The days are ticking down. With Jan. 7 set as the roster deadline for the 2014 Winter Olympics in Sochi, Russia, there is not much time remaining for Milan Lucic — or any other Team Canada hopeful — to impress the management team that will make the final decisions.
It’s something that Lucic says he hasn’t spent much time on, even with just 11 days to go. Well, sort of.
“Honestly, I haven’t really thought too too much about it,” Lucic said Monday. “Just like before, trying to play my game. Obviously with it coming down to crunch time, I guess you could say we do think about, OK, are you going to be on it? Are you not going to be on it? If you have the break, what are you going to do during the break? And if not, you get to go be in the Olympics.
“That’s probably what I’ve thought about more than anything.”
It might be a little too late for Lucic to make a stand for a spot in Sochi. The Bruins left winger started out hot, with seven goals and 13 points in the first 14 games of the season, continuing the production he had started in last season’s playoffs and erasing the memories of his difficult 2012-13 regular season.
He had been invited to the Team Canada orientation camp in Calgary in August, and despite the concerns about his skating on the bigger surface of an international rink, it looked as if Steve Yzerman and Team Canada might be forced to take a longer and harder look at Lucic.
But December has not been so kind to him, at least in terms of points. Lucic has just one goal in the month, which came against Buffalo last Saturday, and overall he stands at 12 goals and 26 points in 37 games.
“This month, for myself personally, probably as far as production goes, it hasn’t been probably the best month, but I don’t think they’re going to go purely on the stats of what guys, how many goals and assists guys have,” Lucic said. “They’re going to try to make the best team that they think is going to win a gold medal and hopefully for myself I’m a part of that puzzle.”

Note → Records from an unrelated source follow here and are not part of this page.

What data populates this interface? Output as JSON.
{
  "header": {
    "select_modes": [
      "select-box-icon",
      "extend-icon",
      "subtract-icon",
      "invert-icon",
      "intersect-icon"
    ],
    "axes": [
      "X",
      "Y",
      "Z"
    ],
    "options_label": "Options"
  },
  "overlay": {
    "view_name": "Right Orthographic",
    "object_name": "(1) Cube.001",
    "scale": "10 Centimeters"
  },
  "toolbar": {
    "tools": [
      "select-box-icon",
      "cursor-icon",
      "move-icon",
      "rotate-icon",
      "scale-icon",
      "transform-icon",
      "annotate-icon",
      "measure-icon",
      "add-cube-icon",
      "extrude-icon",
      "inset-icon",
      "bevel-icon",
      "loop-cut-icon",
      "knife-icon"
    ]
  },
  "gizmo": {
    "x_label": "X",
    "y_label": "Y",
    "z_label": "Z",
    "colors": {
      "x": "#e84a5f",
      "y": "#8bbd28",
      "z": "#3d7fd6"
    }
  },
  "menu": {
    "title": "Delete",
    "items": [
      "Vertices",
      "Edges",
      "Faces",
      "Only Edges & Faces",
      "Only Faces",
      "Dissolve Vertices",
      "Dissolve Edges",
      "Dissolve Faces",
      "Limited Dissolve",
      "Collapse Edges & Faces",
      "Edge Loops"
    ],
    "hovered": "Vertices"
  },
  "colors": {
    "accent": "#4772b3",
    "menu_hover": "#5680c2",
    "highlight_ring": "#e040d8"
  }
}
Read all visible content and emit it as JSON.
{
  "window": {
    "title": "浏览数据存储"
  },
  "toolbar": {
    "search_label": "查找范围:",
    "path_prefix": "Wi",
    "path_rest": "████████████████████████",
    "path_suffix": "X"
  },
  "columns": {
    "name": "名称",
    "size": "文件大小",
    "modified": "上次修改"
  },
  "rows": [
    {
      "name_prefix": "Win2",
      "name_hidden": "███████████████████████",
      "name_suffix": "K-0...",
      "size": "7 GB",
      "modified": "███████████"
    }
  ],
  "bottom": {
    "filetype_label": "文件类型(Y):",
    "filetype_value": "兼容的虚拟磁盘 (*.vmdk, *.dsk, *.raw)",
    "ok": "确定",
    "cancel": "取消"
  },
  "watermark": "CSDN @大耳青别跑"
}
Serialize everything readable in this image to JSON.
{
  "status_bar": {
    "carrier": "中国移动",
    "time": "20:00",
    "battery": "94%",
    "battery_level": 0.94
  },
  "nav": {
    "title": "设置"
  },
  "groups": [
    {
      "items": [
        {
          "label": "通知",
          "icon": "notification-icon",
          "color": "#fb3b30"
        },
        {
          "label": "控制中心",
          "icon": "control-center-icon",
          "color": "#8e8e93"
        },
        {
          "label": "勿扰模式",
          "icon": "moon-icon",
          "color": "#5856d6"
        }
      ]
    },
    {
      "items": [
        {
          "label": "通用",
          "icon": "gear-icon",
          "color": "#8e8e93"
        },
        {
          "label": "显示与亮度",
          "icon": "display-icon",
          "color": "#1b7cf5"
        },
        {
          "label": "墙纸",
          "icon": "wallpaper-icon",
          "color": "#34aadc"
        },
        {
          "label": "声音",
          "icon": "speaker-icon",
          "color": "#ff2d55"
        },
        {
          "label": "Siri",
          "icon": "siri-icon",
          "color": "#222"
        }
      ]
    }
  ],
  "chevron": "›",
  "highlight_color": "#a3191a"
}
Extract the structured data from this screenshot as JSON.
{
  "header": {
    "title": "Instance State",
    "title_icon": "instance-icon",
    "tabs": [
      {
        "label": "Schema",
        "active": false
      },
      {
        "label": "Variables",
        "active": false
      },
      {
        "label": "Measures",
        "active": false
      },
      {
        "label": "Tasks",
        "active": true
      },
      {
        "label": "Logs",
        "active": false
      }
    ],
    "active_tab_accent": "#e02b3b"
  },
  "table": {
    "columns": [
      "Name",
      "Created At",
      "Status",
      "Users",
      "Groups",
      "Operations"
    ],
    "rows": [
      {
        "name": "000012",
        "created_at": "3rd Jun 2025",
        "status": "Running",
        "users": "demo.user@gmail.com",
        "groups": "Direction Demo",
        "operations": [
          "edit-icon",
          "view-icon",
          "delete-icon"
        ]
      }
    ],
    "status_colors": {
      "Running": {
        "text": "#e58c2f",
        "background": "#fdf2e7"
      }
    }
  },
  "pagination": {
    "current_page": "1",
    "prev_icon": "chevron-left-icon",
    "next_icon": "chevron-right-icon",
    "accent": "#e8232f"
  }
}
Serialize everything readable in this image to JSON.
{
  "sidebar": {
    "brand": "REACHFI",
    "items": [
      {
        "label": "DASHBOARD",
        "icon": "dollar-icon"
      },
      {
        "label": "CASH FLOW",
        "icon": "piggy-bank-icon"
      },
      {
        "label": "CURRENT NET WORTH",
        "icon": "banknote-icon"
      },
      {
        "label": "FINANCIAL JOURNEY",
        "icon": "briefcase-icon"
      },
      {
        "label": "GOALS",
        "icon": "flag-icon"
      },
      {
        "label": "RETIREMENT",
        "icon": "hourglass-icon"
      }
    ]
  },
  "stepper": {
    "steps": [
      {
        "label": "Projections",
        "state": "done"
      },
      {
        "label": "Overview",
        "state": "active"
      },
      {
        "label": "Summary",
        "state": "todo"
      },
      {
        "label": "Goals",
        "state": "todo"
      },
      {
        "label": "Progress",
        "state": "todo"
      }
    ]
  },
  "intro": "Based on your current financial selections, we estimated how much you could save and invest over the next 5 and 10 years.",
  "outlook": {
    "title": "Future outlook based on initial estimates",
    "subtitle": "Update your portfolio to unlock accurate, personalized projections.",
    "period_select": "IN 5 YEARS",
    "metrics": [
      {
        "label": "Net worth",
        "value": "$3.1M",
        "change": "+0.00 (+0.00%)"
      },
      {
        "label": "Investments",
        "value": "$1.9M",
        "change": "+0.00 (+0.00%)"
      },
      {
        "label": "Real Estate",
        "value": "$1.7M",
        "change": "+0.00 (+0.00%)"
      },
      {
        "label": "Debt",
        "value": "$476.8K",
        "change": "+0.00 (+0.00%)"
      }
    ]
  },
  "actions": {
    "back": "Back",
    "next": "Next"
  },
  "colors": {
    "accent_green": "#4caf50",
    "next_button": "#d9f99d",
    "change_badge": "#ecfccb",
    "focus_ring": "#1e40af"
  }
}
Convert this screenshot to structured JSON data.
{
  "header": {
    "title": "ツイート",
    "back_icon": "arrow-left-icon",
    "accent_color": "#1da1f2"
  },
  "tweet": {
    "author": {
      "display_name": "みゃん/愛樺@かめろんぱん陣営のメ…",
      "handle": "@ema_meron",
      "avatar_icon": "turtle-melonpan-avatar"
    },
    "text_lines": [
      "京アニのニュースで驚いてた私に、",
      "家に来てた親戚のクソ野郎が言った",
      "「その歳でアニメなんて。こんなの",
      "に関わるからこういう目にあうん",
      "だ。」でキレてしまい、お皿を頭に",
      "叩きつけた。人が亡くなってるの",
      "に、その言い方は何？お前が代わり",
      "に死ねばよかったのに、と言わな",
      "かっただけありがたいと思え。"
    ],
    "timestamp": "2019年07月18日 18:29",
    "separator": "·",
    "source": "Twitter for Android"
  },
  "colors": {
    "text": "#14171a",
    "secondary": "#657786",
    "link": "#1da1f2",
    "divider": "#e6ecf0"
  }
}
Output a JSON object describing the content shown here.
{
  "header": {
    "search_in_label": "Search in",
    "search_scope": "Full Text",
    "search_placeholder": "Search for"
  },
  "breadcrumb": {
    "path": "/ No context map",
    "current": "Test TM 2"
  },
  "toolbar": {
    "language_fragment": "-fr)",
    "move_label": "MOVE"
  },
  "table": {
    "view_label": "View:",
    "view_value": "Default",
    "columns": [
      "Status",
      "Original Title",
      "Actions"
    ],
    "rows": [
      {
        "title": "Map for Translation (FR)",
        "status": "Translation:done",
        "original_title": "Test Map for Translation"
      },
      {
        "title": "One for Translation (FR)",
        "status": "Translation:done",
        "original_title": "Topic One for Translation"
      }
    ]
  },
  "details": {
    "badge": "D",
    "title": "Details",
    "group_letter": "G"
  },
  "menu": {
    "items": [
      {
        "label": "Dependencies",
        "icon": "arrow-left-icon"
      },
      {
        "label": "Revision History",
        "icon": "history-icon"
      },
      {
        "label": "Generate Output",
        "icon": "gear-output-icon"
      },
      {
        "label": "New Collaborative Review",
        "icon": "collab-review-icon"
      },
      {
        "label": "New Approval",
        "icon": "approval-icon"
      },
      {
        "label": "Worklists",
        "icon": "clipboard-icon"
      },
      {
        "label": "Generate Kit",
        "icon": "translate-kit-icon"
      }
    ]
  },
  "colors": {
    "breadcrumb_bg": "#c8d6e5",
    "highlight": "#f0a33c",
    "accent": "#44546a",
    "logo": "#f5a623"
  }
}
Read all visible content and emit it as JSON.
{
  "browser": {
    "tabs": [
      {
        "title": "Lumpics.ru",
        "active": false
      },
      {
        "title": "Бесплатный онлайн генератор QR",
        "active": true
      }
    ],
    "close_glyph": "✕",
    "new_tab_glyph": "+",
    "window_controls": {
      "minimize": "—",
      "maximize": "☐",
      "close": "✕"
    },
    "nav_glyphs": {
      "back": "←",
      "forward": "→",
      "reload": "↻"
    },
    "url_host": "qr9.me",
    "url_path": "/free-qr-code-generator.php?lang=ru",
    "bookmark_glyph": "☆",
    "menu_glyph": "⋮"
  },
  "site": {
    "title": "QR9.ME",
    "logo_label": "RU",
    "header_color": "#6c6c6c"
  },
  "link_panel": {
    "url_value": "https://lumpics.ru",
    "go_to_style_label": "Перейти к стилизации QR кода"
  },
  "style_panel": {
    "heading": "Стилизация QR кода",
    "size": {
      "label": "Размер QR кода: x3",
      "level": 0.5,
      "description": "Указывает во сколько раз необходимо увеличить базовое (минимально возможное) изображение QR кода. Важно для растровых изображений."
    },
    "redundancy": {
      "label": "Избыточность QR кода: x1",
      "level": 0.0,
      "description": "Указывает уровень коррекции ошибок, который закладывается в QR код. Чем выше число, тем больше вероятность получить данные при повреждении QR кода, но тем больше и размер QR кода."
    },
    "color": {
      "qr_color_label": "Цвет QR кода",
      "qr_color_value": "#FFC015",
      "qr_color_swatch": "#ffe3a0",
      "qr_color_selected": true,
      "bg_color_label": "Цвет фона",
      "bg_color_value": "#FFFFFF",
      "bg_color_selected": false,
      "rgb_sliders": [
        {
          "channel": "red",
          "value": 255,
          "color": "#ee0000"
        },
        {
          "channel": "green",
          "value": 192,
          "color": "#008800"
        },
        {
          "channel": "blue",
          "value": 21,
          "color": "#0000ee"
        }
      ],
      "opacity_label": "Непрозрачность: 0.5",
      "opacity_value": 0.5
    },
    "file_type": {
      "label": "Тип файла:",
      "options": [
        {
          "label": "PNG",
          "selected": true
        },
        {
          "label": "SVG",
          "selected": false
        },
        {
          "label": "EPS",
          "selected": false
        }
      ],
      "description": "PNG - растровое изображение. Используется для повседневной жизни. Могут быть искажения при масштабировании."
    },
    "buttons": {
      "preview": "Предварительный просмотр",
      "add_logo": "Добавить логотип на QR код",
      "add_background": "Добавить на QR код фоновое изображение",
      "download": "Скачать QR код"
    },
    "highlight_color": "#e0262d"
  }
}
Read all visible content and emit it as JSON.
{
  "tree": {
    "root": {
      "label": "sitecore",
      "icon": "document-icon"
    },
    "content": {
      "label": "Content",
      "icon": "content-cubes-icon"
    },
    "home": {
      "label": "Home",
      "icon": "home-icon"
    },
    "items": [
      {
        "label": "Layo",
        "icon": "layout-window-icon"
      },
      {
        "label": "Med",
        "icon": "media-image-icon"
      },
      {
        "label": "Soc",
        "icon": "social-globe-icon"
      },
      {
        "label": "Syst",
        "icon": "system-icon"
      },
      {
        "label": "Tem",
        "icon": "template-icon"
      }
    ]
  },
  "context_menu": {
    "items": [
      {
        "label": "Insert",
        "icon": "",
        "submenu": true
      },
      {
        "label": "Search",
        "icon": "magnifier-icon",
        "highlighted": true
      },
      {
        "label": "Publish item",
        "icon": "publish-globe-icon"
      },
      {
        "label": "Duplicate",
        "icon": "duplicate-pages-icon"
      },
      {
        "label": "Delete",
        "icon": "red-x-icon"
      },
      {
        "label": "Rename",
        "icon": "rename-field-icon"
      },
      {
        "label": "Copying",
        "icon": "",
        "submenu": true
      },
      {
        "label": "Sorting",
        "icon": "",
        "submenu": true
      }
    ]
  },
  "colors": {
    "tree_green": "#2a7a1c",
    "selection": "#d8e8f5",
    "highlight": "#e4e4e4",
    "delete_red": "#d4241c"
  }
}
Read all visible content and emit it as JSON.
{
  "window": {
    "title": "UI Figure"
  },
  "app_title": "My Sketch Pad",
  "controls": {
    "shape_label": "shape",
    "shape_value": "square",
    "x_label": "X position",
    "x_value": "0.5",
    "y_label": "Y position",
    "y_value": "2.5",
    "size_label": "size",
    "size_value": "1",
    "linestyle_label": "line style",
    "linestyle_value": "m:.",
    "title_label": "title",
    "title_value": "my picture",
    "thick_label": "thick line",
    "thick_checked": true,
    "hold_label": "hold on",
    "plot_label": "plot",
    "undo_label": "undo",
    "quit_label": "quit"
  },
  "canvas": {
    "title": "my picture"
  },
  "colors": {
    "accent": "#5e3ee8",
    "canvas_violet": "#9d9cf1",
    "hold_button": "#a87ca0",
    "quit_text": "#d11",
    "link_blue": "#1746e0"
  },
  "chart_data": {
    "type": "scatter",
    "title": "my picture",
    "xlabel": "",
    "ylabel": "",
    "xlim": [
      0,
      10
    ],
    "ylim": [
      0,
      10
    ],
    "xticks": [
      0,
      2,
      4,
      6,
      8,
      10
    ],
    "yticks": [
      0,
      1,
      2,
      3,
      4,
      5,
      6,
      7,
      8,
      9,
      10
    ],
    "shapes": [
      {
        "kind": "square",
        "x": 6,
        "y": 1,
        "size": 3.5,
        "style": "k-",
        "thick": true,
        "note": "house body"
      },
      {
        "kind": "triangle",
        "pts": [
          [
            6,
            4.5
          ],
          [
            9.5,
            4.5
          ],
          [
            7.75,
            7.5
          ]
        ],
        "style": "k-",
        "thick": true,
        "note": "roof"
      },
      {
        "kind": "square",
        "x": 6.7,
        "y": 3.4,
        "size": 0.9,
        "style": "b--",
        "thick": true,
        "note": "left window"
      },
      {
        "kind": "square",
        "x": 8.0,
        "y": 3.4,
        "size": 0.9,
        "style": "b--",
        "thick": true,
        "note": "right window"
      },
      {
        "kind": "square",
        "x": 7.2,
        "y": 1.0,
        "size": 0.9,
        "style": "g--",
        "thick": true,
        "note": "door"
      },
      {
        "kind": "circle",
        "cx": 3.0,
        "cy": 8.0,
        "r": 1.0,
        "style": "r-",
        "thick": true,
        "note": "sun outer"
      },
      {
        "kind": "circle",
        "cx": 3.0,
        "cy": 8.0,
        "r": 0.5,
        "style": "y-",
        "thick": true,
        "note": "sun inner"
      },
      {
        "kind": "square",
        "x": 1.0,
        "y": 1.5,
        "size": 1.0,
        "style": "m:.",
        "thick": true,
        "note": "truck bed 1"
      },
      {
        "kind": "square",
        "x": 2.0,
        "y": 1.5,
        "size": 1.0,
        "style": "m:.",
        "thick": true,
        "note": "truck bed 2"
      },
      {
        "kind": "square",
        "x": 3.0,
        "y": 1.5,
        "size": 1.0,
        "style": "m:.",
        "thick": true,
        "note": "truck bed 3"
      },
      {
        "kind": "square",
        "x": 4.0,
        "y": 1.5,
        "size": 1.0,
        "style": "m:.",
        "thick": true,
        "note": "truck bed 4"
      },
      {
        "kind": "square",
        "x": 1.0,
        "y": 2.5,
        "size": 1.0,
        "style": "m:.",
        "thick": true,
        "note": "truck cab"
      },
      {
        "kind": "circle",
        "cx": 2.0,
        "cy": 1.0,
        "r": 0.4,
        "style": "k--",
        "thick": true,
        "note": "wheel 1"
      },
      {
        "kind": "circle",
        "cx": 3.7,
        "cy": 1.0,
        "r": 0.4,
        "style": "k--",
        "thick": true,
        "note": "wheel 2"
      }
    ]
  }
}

That’s something that Bruins coach Claude Julien, who will be in charge of the penalty kill for Team Canada in Sochi, echoed recently. To win gold, Team Canada will need the right mix, not just the players with the most goals and most assists. And the question is whether they want or need someone with the physical presence of Lucic, a true power forward.
“You’re down to dealing with bubble players and having to make those decisions,” Julien said. “Sometimes it’s not about the best players on a team, it’s about taking the players that are going to make the best team. We have to look at it that way as well.”
Lucic has demonstrated again this season that he needs to keep his feet moving to be successful. That makes a significant difference in speed, for which he has gotten a sometimes unfair reputation.
Especially considering his less productive last month, Lucic is doing his best to focus not on February but on the NHL season as a whole — not on Team Canada, but on the Bruins.
Asked if he might be putting more pressure on himself of late — something that seemed to get him in trouble last season — Lucic said, “Yeah, I think so. It’s hard not to. I’d be lying to you if I said no.
“You do start putting pressure on yourself because you want to produce and you want to contribute with goals and assists and points and results, but it’s funny for me — every time I’ve kind of just focused on the other stuff, that stuff seems to happen more so.
“So I think right now I think that’s where my mind needs to be at, is kind of worry about the other stuff. Keep my feet moving, get in on the forecheck, be hard on the puck. Just getting that shot going whenever I have the chance like I did [against Buffalo] and hopefully it’ll start going in for me to end this month and I can look forward to finish off this year on a high note and then have it carry on to the start of the next year.”
And maybe even slip into an Olympic spot.
Fortunately for him (at least he hopes) is the fact that Julien and Bruins general manager Peter Chiarelli are part of Team Canada.
Lucic said he has not talked to them about the roster, has not picked their brains. He has, however, taken their advice this season.
“They just want me to play my game, play the best to my abilities, and hopefully they go to bat for me when it comes to picking the team,” he said.
Their knowledge, though, could be both good and bad. They are aware of all of his strengths, having watched him for years. They are also aware of his weaknesses.
“It’s more of a good thing because they know,” Lucic said. “They’ve watched me now for 6½ years and they know what they’re going to get. Like I said, hopefully it’s good enough to fit in the puzzle.”Amalie Benjamin can be reached at firstname.lastname@example.org. Follow her on Twitter @amaliebenjamin.